**Exercise directions**
The records below are to be reproduced exactly, with every picture left out.
[[ Entries shown, beginning ]]
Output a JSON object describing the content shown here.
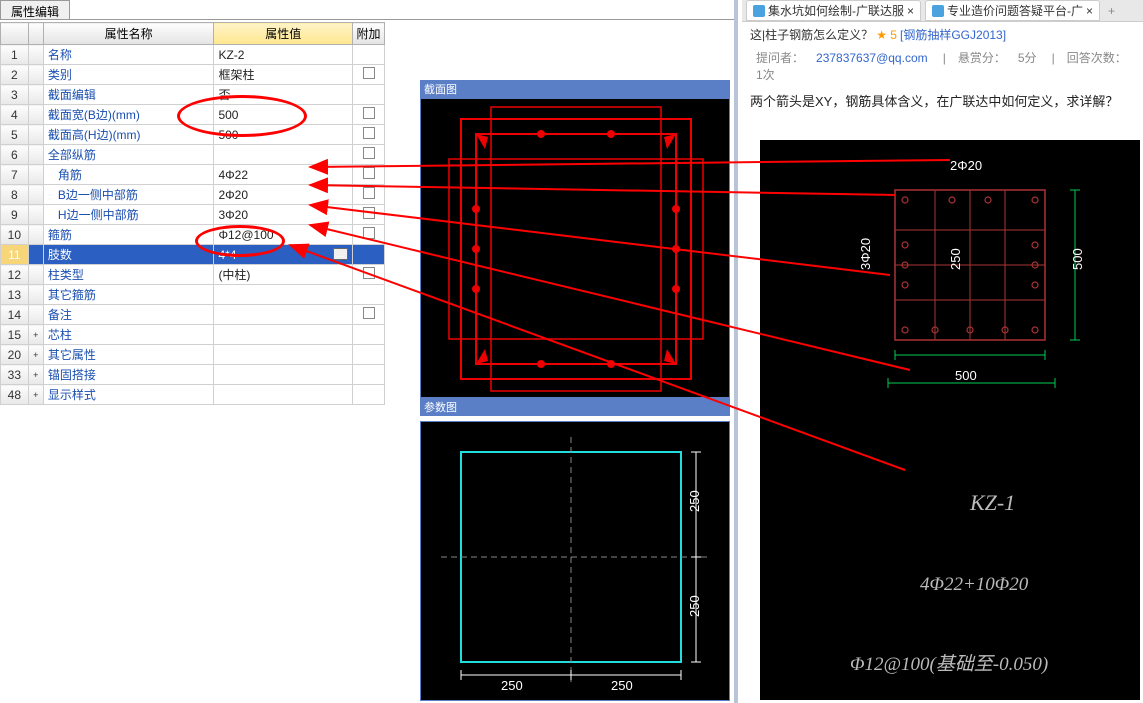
{
  "tab": {
    "label": "属性编辑"
  },
  "headers": {
    "name": "属性名称",
    "value": "属性值",
    "extra": "附加"
  },
  "rows": [
    {
      "n": "1",
      "name": "名称",
      "val": "KZ-2",
      "chk": false,
      "exp": ""
    },
    {
      "n": "2",
      "name": "类别",
      "val": "框架柱",
      "chk": true,
      "exp": ""
    },
    {
      "n": "3",
      "name": "截面编辑",
      "val": "否",
      "chk": false,
      "exp": ""
    },
    {
      "n": "4",
      "name": "截面宽(B边)(mm)",
      "val": "500",
      "chk": true,
      "exp": ""
    },
    {
      "n": "5",
      "name": "截面高(H边)(mm)",
      "val": "500",
      "chk": true,
      "exp": ""
    },
    {
      "n": "6",
      "name": "全部纵筋",
      "val": "",
      "chk": true,
      "exp": ""
    },
    {
      "n": "7",
      "name": "角筋",
      "val": "4Φ22",
      "chk": true,
      "exp": "",
      "indent": true
    },
    {
      "n": "8",
      "name": "B边一侧中部筋",
      "val": "2Φ20",
      "chk": true,
      "exp": "",
      "indent": true
    },
    {
      "n": "9",
      "name": "H边一侧中部筋",
      "val": "3Φ20",
      "chk": true,
      "exp": "",
      "indent": true
    },
    {
      "n": "10",
      "name": "箍筋",
      "val": "Φ12@100",
      "chk": true,
      "exp": ""
    },
    {
      "n": "11",
      "name": "肢数",
      "val": "4*4",
      "chk": false,
      "exp": "",
      "sel": true,
      "more": true
    },
    {
      "n": "12",
      "name": "柱类型",
      "val": "(中柱)",
      "chk": true,
      "exp": ""
    },
    {
      "n": "13",
      "name": "其它箍筋",
      "val": "",
      "chk": false,
      "exp": ""
    },
    {
      "n": "14",
      "name": "备注",
      "val": "",
      "chk": true,
      "exp": ""
    },
    {
      "n": "15",
      "name": "芯柱",
      "val": "",
      "chk": false,
      "exp": "+"
    },
    {
      "n": "20",
      "name": "其它属性",
      "val": "",
      "chk": false,
      "exp": "+"
    },
    {
      "n": "33",
      "name": "锚固搭接",
      "val": "",
      "chk": false,
      "exp": "+"
    },
    {
      "n": "48",
      "name": "显示样式",
      "val": "",
      "chk": false,
      "exp": "+"
    }
  ],
  "diagrams": {
    "d1": "截面图",
    "d2": "参数图",
    "dim250": "250",
    "dim500": "500"
  },
  "browser": {
    "tab1": "集水坑如何绘制-广联达服",
    "tab2": "专业造价问题答疑平台-广",
    "plus": "+",
    "close": "×"
  },
  "qa": {
    "crumb_prefix": "这|柱子钢筋怎么定义？",
    "link": "[钢筋抽样GGJ2013]",
    "asker_label": "提问者：",
    "asker": "237837637@qq.com",
    "bounty_label": "悬赏分：",
    "bounty": "5分",
    "count_label": "回答次数：",
    "count": "1次",
    "question": "两个箭头是XY，钢筋具体含义，在广联达中如何定义，求详解？"
  },
  "cad": {
    "top": "2Φ20",
    "left": "3Φ20",
    "inner": "250",
    "right": "500",
    "bottom": "500",
    "kz": "KZ-1",
    "line2": "4Φ22+10Φ20",
    "line3": "Φ12@100(基础至-0.050)"
  }
}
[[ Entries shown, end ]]
**Exercise response**
Output a JSON object describing the content shown here.
{
  "tab": {
    "label": "属性编辑"
  },
  "headers": {
    "name": "属性名称",
    "value": "属性值",
    "extra": "附加"
  },
  "rows": [
    {
      "n": "1",
      "name": "名称",
      "val": "KZ-2",
      "chk": false,
      "exp": ""
    },
    {
      "n": "2",
      "name": "类别",
      "val": "框架柱",
      "chk": true,
      "exp": ""
    },
    {
      "n": "3",
      "name": "截面编辑",
      "val": "否",
      "chk": false,
      "exp": ""
    },
    {
      "n": "4",
      "name": "截面宽(B边)(mm)",
      "val": "500",
      "chk": true,
      "exp": ""
    },
    {
      "n": "5",
      "name": "截面高(H边)(mm)",
      "val": "500",
      "chk": true,
      "exp": ""
    },
    {
      "n": "6",
      "name": "全部纵筋",
      "val": "",
      "chk": true,
      "exp": ""
    },
    {
      "n": "7",
      "name": "角筋",
      "val": "4Φ22",
      "chk": true,
      "exp": "",
      "indent": true
    },
    {
      "n": "8",
      "name": "B边一侧中部筋",
      "val": "2Φ20",
      "chk": true,
      "exp": "",
      "indent": true
    },
    {
      "n": "9",
      "name": "H边一侧中部筋",
      "val": "3Φ20",
      "chk": true,
      "exp": "",
      "indent": true
    },
    {
      "n": "10",
      "name": "箍筋",
      "val": "Φ12@100",
      "chk": true,
      "exp": ""
    },
    {
      "n": "11",
      "name": "肢数",
      "val": "4*4",
      "chk": false,
      "exp": "",
      "sel": true,
      "more": true
    },
    {
      "n": "12",
      "name": "柱类型",
      "val": "(中柱)",
      "chk": true,
      "exp": ""
    },
    {
      "n": "13",
      "name": "其它箍筋",
      "val": "",
      "chk": false,
      "exp": ""
    },
    {
      "n": "14",
      "name": "备注",
      "val": "",
      "chk": true,
      "exp": ""
    },
    {
      "n": "15",
      "name": "芯柱",
      "val": "",
      "chk": false,
      "exp": "+"
    },
    {
      "n": "20",
      "name": "其它属性",
      "val": "",
      "chk": false,
      "exp": "+"
    },
    {
      "n": "33",
      "name": "锚固搭接",
      "val": "",
      "chk": false,
      "exp": "+"
    },
    {
      "n": "48",
      "name": "显示样式",
      "val": "",
      "chk": false,
      "exp": "+"
    }
  ],
  "diagrams": {
    "d1": "截面图",
    "d2": "参数图",
    "dim250": "250",
    "dim500": "500"
  },
  "browser": {
    "tab1": "集水坑如何绘制-广联达服",
    "tab2": "专业造价问题答疑平台-广",
    "plus": "+",
    "close": "×"
  },
  "qa": {
    "crumb_prefix": "这|柱子钢筋怎么定义？",
    "link": "[钢筋抽样GGJ2013]",
    "asker_label": "提问者：",
    "asker": "237837637@qq.com",
    "bounty_label": "悬赏分：",
    "bounty": "5分",
    "count_label": "回答次数：",
    "count": "1次",
    "question": "两个箭头是XY，钢筋具体含义，在广联达中如何定义，求详解？"
  },
  "cad": {
    "top": "2Φ20",
    "left": "3Φ20",
    "inner": "250",
    "right": "500",
    "bottom": "500",
    "kz": "KZ-1",
    "line2": "4Φ22+10Φ20",
    "line3": "Φ12@100(基础至-0.050)"
  }
}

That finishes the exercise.